* Task to complete:
Look through the data below. Collect every line where the word "dbazure" occurs.

* Exercise input:
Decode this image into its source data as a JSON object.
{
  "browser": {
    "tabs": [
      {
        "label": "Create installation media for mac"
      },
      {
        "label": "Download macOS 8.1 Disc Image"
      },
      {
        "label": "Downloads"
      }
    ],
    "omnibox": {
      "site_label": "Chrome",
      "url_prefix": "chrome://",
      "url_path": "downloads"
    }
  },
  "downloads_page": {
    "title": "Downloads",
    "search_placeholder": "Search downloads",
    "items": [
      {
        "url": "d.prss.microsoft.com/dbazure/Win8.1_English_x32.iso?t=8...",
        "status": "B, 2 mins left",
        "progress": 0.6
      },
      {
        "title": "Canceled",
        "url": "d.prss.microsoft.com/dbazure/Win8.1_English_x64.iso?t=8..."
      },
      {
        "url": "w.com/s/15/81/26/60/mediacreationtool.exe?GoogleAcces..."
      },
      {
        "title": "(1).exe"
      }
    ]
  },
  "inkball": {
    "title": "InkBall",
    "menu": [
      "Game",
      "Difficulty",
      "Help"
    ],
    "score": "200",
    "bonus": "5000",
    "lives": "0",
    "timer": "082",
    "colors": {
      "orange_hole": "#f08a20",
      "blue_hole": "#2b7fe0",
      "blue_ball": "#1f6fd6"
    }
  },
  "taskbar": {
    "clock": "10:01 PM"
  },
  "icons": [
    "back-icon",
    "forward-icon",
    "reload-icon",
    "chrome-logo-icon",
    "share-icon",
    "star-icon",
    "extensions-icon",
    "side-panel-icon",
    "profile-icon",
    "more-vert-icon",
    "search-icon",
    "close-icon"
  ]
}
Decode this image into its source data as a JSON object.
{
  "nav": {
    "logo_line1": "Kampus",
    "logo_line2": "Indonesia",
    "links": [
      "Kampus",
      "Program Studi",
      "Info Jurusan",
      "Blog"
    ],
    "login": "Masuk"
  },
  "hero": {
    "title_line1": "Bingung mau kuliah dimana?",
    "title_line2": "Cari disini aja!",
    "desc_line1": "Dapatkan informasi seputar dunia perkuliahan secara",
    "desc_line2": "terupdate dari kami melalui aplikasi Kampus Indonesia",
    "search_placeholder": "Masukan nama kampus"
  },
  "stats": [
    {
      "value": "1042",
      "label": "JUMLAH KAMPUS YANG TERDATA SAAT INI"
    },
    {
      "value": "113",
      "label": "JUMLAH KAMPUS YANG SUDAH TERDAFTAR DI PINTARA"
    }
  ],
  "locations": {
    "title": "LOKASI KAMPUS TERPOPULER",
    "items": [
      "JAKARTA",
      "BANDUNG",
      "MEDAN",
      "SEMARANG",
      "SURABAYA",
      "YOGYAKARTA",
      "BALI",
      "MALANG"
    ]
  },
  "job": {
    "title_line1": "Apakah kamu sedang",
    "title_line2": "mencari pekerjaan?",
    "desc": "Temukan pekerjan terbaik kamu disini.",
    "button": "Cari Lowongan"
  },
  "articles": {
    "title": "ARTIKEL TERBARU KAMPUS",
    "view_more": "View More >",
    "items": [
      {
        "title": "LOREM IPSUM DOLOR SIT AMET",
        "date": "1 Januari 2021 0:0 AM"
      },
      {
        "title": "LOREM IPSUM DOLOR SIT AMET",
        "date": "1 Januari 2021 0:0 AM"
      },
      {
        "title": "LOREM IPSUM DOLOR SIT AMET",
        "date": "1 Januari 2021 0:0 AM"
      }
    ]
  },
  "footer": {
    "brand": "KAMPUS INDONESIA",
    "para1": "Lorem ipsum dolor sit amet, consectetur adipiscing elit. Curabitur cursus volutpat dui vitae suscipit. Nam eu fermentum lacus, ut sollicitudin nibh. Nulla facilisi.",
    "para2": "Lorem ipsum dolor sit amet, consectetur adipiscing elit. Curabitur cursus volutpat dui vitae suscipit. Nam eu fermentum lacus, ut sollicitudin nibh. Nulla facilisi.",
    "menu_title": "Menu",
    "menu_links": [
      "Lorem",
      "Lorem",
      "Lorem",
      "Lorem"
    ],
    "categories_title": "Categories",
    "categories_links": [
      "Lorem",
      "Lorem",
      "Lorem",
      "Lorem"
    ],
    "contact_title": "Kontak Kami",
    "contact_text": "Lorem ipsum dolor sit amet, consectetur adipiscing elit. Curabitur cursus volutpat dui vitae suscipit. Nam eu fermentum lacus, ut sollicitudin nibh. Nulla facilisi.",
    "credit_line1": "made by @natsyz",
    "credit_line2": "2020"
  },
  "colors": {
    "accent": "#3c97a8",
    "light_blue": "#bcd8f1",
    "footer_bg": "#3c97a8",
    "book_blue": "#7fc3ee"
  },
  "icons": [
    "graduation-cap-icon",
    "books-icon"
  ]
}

* Response to the task:
        "url": "d.prss.microsoft.com/dbazure/Win8.1_English_x32.iso?t=8...",
        "url": "d.prss.microsoft.com/dbazure/Win8.1_English_x64.iso?t=8..."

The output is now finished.